Studio Red: week 9

Studio Red: week 9

Dear Studio Red,

This week we said goodbye to Toady.  Nancy will bring her back to her home in Stacy’s backyard.  What did you love most about Toad?  What did you learn about her?

Love, Lauri and Emily



Stories abound!

Katie, Charlie and Kieran create settings for woodland animals.

Ruth and Charlie Nicholson use clay to tell a story of a birthday celebration to Cailin.

Travers, Thomas, Case, and Caroline create a story with four characters.  They use big blocks to construct a setting.  They negotiate roles and what actions will happen when.  We see puppies and owners!

How do we find stories in play?

Miles and Katie create monarchs from tracing paper.  They notice details in these creatures and tell stories of how they fly and land.

Luca and Jackson envision experiments with seeds.  They tell the stories of what they think will happen.  They imagine stories of growth and glue.

Louis joins Travers and Jackson who are busy creating a zoo story.

Caroline uses magnets to share a story of seeds burrowing beneath the ground.


Both fiction and non-fiction to understand Toady.
we introduced puzzle books! they invite rich conversation about what we see, what we think, what we question, and why.
They invite conversation about shape and size, color and texture, to compare and contrast.


The Woodland Walk...through the park!

None of our classroom materials were on our tray in the morning.  There was but one seed pod.  Inside the pod were three little seeds that held messages about the day ahead.

“Seeds know.  Listen.”  Lauri reads from a message.

I didn’t hear anything cuz people were talking.  Charlie Nicholson

I didn’t hear anything either.  Ruth

Seeds know, seeds grow!  Kaya

I heard like a…like a huh or something.  Case

Like a sea sound.

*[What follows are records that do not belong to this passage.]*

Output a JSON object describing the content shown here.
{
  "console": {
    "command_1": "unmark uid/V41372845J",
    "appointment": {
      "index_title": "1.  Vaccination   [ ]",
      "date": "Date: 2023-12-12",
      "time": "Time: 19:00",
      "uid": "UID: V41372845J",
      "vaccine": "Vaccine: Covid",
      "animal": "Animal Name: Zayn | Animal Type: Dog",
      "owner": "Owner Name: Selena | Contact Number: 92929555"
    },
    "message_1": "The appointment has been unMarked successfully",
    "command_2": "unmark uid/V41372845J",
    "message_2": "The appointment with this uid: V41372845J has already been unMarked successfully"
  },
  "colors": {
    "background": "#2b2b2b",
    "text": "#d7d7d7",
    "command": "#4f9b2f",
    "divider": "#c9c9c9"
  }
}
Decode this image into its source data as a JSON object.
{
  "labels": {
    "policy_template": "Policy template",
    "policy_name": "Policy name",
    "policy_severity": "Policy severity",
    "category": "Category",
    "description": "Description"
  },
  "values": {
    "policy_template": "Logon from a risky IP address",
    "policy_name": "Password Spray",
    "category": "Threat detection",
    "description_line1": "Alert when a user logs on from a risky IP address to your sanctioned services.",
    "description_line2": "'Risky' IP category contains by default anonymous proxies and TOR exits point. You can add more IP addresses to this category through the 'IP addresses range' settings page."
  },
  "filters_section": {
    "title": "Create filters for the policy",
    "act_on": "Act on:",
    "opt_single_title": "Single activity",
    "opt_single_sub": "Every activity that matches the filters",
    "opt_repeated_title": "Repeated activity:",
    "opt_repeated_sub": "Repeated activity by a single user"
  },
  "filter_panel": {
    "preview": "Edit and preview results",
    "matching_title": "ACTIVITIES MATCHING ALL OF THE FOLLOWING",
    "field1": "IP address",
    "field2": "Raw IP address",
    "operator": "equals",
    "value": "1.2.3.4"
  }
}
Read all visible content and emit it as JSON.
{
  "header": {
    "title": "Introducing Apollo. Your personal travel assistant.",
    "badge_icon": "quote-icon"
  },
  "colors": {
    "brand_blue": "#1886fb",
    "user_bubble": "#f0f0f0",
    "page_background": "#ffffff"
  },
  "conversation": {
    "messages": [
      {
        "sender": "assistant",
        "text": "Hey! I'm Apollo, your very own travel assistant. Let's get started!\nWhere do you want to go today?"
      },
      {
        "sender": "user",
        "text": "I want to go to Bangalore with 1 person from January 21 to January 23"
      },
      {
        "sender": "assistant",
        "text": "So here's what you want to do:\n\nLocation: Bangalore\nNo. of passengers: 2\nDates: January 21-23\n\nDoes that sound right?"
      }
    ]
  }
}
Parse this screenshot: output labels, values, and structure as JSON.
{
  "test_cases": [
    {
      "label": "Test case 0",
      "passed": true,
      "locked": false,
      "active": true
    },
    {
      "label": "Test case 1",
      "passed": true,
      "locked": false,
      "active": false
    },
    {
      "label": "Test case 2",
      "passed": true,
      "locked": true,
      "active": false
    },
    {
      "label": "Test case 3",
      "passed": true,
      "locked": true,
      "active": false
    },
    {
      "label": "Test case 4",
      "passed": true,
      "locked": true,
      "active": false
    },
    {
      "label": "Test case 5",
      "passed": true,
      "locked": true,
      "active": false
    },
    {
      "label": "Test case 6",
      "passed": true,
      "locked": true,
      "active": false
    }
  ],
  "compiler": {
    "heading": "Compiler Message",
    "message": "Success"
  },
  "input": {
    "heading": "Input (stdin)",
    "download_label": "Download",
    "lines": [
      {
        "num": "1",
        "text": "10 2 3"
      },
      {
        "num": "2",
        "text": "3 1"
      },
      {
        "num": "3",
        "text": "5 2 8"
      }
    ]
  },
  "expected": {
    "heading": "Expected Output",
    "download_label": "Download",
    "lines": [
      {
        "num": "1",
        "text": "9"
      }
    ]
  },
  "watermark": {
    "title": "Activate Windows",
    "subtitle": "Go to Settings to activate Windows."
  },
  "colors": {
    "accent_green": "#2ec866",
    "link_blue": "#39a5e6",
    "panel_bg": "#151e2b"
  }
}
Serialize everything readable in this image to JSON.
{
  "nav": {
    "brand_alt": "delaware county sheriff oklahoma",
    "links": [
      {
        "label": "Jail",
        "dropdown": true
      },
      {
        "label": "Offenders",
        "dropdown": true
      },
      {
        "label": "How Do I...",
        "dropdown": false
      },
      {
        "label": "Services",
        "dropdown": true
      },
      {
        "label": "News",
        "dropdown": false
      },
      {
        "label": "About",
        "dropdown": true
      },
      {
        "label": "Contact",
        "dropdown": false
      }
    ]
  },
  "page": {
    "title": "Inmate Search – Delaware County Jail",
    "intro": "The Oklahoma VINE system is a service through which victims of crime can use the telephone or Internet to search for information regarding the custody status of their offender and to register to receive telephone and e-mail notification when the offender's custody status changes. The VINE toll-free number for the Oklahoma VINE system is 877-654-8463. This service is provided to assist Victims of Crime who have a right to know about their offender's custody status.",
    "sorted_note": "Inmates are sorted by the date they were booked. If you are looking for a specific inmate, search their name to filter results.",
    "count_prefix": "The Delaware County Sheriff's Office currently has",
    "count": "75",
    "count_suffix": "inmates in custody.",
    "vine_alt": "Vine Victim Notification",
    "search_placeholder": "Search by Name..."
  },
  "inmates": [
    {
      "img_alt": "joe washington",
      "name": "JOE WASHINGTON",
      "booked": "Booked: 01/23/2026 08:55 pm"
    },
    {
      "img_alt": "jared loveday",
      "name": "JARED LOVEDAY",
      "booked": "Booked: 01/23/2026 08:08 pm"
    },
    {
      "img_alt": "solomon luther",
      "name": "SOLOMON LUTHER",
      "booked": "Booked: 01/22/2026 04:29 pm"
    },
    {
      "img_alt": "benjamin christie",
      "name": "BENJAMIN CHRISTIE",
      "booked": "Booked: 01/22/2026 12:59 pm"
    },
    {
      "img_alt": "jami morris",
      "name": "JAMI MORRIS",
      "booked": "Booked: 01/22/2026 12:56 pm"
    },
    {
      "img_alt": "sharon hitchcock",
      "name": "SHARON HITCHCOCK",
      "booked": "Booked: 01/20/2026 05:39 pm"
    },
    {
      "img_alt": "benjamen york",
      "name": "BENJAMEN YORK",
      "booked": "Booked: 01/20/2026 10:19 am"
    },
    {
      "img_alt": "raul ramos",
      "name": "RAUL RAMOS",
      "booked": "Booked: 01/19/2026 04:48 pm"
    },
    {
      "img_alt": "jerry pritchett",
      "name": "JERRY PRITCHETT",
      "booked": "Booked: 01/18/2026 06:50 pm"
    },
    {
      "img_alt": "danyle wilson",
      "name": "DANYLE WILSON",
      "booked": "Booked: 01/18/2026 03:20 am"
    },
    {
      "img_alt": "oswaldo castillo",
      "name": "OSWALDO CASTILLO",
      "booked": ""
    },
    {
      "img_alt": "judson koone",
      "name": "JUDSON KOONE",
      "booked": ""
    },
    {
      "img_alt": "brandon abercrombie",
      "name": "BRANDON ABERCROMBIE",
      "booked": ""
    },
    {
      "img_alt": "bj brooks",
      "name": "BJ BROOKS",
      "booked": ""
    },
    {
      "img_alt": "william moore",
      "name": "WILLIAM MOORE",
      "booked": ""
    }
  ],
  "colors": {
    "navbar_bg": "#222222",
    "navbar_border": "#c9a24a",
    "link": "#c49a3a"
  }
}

Katie

It sounds like the ocean.  Miles



This week, knowing that the weather is getting colder, we revisited our plan to release the toad.  Many were sad.  We had a group conversation and the next day invited a small group to research and make a plan for release.  The small group generated different ideas, places where the toad might be happy.  Case said, “We have to ask Nancy where she found the toad.”  They shared back with the larger group.  On Friday, Nancy came to visit to answer our question.


We thought it might help the children to research more about the toad, giving voice to her story.  Reading a non-fiction book and some information from the internet, we hoped the children would learn more about a toad’s habitat, family, and behaviors.

The small group practiced sharing back their ideas.

Should…I dig a hole for the toad cuz I’m really good at that.  Caroline

I can bury the toad so no one could see.

But then someone might step on it. 

We could put a rock on it.

But that might smush it.

Take the rock off in the spring.  Ruth

But what if we forget?

We could check all of them.

What my thought is a treasure scanner to find the toad’s family and put it there.  Jackson

We could make a gate and put toad over and then tiny holes for him to come back.  Louis

Nancy, where did the toad come from?

Toad's home



We greeted each other with our pinkies and pointer fingers!

Can you teach your family how to pinky shake?


What animals have you seen crossing the road? 

We told more true stories this week.  On Monday, Katie shared a story about her drive to school.  On Tuesday, we sang our true story about the Woodland Walk and then drew parts of the story in our sketchbooks.


We revisited our building work from last week! We told the children how we will use these buildings to inspire stories.  What parts can a building have?  How might I add more details with line? Children used two pieces of cardboard for the first time, allowing them to print with two different lengths of line.

How will our buildings create a setting for stories?